Examine each line of the data. Copy the line if it includes the word "icon".

Data supplied:
•••••

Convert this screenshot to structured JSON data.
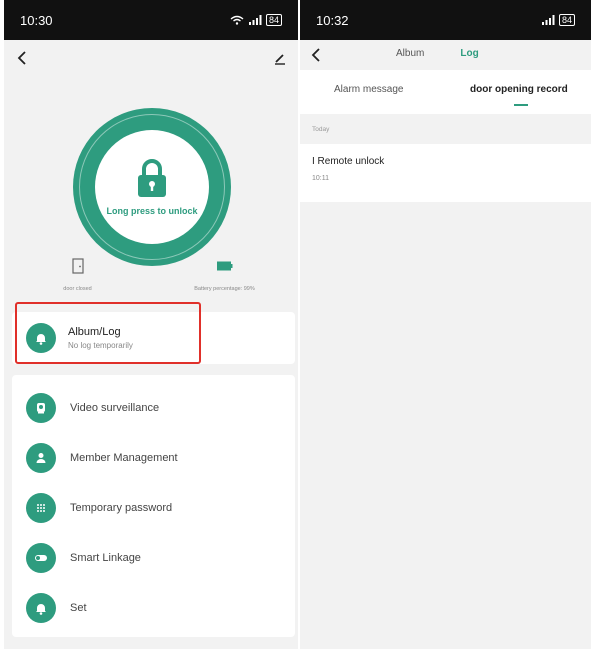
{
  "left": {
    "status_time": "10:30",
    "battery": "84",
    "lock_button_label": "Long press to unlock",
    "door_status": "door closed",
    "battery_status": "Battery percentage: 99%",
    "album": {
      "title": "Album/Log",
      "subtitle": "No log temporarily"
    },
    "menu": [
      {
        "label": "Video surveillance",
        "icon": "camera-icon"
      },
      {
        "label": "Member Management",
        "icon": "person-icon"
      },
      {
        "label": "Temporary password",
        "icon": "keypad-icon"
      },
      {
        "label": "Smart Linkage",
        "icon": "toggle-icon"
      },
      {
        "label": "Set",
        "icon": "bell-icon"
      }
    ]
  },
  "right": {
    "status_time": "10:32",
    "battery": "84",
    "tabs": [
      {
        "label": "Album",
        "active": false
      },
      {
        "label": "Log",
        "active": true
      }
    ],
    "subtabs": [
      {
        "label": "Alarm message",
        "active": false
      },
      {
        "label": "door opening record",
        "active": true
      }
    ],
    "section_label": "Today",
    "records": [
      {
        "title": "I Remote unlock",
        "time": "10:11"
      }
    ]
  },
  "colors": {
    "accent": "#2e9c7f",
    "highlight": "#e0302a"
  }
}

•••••

Response below:
        "icon": "camera-icon"
        "icon": "person-icon"
        "icon": "keypad-icon"
        "icon": "toggle-icon"
        "icon": "bell-icon"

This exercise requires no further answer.